#### TASK DETAILS:
Collect each line of the entries that holds the string "arrow".

*** INFORMATION SHOWN Section Begins ***

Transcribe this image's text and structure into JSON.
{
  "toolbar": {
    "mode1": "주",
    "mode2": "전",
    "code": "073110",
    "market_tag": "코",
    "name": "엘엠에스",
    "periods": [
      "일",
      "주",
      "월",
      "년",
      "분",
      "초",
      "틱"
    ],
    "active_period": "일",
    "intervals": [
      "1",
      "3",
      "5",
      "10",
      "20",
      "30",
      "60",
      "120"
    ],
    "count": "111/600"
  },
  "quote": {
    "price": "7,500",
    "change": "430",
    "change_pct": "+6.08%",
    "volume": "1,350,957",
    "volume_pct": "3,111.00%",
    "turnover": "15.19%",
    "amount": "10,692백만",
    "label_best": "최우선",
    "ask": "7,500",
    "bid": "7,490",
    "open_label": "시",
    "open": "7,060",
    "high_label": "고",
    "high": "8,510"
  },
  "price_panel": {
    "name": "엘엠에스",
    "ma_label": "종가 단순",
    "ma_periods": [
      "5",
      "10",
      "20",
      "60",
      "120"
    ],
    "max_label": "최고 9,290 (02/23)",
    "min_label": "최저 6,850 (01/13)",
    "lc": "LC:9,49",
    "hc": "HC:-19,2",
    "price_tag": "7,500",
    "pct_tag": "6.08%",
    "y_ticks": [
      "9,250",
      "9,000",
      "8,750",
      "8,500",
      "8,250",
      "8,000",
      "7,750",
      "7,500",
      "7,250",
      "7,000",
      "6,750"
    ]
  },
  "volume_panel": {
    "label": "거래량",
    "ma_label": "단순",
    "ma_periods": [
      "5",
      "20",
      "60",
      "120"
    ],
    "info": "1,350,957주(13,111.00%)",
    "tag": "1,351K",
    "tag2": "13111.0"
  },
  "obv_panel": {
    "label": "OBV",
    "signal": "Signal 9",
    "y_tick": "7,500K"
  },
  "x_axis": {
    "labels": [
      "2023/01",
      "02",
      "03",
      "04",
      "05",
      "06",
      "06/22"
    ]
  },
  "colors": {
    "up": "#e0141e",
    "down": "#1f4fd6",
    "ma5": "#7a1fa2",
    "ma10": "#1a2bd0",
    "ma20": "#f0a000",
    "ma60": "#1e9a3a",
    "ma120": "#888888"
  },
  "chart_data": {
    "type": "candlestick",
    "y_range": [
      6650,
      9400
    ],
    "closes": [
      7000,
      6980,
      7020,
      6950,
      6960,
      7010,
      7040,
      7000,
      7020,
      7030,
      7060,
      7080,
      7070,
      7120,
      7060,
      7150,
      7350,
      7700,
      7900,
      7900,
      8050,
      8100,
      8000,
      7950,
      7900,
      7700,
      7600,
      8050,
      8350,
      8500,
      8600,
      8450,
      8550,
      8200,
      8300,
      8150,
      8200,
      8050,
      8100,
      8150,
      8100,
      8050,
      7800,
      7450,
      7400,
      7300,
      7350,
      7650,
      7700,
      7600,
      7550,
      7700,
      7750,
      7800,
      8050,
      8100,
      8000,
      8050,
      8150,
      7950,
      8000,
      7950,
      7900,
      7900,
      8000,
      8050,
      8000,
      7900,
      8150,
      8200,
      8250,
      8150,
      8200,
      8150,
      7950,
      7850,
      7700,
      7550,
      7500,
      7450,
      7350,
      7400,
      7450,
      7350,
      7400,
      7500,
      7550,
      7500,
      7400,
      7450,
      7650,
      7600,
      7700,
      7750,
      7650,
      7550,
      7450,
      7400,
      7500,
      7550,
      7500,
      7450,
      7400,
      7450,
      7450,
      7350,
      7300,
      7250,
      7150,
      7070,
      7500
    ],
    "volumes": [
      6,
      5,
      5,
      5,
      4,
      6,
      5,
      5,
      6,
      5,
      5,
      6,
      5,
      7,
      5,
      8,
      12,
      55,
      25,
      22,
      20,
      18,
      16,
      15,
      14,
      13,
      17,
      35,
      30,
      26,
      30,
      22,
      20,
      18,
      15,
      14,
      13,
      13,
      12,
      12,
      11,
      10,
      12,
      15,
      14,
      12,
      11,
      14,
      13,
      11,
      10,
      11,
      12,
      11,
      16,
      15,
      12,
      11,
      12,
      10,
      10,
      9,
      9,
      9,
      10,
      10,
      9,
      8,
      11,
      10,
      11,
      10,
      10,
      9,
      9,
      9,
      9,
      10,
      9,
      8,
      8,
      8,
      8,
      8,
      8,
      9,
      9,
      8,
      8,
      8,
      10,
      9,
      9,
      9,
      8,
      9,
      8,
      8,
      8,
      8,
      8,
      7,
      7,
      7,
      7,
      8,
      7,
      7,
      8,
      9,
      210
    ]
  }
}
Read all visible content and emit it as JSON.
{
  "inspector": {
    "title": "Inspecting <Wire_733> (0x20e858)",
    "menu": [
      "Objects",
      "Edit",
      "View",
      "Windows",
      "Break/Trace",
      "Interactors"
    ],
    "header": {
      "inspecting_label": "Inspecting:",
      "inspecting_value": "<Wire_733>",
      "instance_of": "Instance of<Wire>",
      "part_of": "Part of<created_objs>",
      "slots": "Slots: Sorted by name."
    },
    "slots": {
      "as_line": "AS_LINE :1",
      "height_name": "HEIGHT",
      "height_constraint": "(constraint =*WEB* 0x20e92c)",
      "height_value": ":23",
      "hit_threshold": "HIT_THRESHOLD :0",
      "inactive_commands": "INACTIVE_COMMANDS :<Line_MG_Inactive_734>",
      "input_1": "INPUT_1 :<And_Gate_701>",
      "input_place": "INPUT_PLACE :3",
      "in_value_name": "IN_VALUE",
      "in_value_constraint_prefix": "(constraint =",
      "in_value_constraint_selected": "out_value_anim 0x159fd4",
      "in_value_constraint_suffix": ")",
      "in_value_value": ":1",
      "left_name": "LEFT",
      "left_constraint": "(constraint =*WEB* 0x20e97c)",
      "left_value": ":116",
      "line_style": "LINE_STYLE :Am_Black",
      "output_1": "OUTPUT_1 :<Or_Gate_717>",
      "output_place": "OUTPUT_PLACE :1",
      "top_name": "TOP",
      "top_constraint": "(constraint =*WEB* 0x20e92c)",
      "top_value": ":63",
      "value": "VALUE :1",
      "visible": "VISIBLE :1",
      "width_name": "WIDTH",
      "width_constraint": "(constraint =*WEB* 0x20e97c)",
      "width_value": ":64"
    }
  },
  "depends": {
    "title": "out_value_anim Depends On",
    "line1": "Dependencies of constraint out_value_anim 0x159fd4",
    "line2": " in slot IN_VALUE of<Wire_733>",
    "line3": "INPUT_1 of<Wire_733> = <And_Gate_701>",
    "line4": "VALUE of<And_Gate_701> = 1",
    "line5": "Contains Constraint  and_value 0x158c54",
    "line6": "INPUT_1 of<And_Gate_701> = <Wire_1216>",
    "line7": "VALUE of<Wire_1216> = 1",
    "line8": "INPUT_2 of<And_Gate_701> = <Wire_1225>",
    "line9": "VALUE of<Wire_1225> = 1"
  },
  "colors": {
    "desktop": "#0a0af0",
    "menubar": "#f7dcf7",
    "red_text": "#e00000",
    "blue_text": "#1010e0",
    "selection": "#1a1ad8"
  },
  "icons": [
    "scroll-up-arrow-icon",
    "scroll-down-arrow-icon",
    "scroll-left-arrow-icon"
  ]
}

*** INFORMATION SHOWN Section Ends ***

#### PROBLEM SOLUTION:
    "scroll-up-arrow-icon",
    "scroll-down-arrow-icon",
    "scroll-left-arrow-icon"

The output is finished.